Input data START

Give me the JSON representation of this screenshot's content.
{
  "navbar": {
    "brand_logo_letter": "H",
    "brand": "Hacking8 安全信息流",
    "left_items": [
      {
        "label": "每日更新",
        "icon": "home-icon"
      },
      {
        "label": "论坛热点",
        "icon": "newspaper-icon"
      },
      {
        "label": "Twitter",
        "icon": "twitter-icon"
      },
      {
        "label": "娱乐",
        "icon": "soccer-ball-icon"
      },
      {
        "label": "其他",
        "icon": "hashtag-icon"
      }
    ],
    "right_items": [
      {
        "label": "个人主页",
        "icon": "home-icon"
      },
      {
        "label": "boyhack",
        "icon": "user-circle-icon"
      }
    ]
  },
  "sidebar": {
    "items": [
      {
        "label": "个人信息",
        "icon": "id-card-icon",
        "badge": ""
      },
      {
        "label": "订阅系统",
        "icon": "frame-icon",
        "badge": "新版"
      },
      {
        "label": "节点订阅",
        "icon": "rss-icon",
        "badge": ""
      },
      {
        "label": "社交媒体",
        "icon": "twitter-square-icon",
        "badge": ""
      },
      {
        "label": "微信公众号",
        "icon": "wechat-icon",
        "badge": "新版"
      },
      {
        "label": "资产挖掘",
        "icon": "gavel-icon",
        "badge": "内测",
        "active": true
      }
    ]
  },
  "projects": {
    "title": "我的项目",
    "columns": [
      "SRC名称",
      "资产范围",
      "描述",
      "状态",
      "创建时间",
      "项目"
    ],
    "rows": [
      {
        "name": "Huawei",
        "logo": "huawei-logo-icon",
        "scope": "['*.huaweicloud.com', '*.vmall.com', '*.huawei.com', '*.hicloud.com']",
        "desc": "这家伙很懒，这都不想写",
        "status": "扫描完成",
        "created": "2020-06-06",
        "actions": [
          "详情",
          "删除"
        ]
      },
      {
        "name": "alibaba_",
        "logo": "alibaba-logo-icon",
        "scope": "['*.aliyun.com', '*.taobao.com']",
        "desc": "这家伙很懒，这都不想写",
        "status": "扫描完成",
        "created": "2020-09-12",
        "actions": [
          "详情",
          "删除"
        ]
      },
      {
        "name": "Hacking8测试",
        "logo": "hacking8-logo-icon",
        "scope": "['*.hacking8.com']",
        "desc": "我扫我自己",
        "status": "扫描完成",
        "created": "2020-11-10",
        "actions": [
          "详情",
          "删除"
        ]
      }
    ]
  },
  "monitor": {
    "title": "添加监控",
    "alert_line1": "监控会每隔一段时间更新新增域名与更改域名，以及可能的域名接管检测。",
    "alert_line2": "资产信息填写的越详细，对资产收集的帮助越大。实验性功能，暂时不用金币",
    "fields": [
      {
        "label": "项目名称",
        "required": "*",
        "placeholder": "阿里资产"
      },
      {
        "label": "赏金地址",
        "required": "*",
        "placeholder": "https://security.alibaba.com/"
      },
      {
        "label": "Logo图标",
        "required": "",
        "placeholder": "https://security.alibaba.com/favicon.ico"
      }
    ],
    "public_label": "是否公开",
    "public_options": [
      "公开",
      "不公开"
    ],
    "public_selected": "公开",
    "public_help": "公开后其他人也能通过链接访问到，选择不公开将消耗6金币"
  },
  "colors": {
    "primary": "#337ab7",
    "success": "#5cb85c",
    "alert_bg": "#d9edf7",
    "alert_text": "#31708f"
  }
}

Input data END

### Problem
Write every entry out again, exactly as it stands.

### Output of the exercise
Give me the JSON representation of this screenshot's content.
{
  "navbar": {
    "brand_logo_letter": "H",
    "brand": "Hacking8 安全信息流",
    "left_items": [
      {
        "label": "每日更新",
        "icon": "home-icon"
      },
      {
        "label": "论坛热点",
        "icon": "newspaper-icon"
      },
      {
        "label": "Twitter",
        "icon": "twitter-icon"
      },
      {
        "label": "娱乐",
        "icon": "soccer-ball-icon"
      },
      {
        "label": "其他",
        "icon": "hashtag-icon"
      }
    ],
    "right_items": [
      {
        "label": "个人主页",
        "icon": "home-icon"
      },
      {
        "label": "boyhack",
        "icon": "user-circle-icon"
      }
    ]
  },
  "sidebar": {
    "items": [
      {
        "label": "个人信息",
        "icon": "id-card-icon",
        "badge": ""
      },
      {
        "label": "订阅系统",
        "icon": "frame-icon",
        "badge": "新版"
      },
      {
        "label": "节点订阅",
        "icon": "rss-icon",
        "badge": ""
      },
      {
        "label": "社交媒体",
        "icon": "twitter-square-icon",
        "badge": ""
      },
      {
        "label": "微信公众号",
        "icon": "wechat-icon",
        "badge": "新版"
      },
      {
        "label": "资产挖掘",
        "icon": "gavel-icon",
        "badge": "内测",
        "active": true
      }
    ]
  },
  "projects": {
    "title": "我的项目",
    "columns": [
      "SRC名称",
      "资产范围",
      "描述",
      "状态",
      "创建时间",
      "项目"
    ],
    "rows": [
      {
        "name": "Huawei",
        "logo": "huawei-logo-icon",
        "scope": "['*.huaweicloud.com', '*.vmall.com', '*.huawei.com', '*.hicloud.com']",
        "desc": "这家伙很懒，这都不想写",
        "status": "扫描完成",
        "created": "2020-06-06",
        "actions": [
          "详情",
          "删除"
        ]
      },
      {
        "name": "alibaba_",
        "logo": "alibaba-logo-icon",
        "scope": "['*.aliyun.com', '*.taobao.com']",
        "desc": "这家伙很懒，这都不想写",
        "status": "扫描完成",
        "created": "2020-09-12",
        "actions": [
          "详情",
          "删除"
        ]
      },
      {
        "name": "Hacking8测试",
        "logo": "hacking8-logo-icon",
        "scope": "['*.hacking8.com']",
        "desc": "我扫我自己",
        "status": "扫描完成",
        "created": "2020-11-10",
        "actions": [
          "详情",
          "删除"
        ]
      }
    ]
  },
  "monitor": {
    "title": "添加监控",
    "alert_line1": "监控会每隔一段时间更新新增域名与更改域名，以及可能的域名接管检测。",
    "alert_line2": "资产信息填写的越详细，对资产收集的帮助越大。实验性功能，暂时不用金币",
    "fields": [
      {
        "label": "项目名称",
        "required": "*",
        "placeholder": "阿里资产"
      },
      {
        "label": "赏金地址",
        "required": "*",
        "placeholder": "https://security.alibaba.com/"
      },
      {
        "label": "Logo图标",
        "required": "",
        "placeholder": "https://security.alibaba.com/favicon.ico"
      }
    ],
    "public_label": "是否公开",
    "public_options": [
      "公开",
      "不公开"
    ],
    "public_selected": "公开",
    "public_help": "公开后其他人也能通过链接访问到，选择不公开将消耗6金币"
  },
  "colors": {
    "primary": "#337ab7",
    "success": "#5cb85c",
    "alert_bg": "#d9edf7",
    "alert_text": "#31708f"
  }
}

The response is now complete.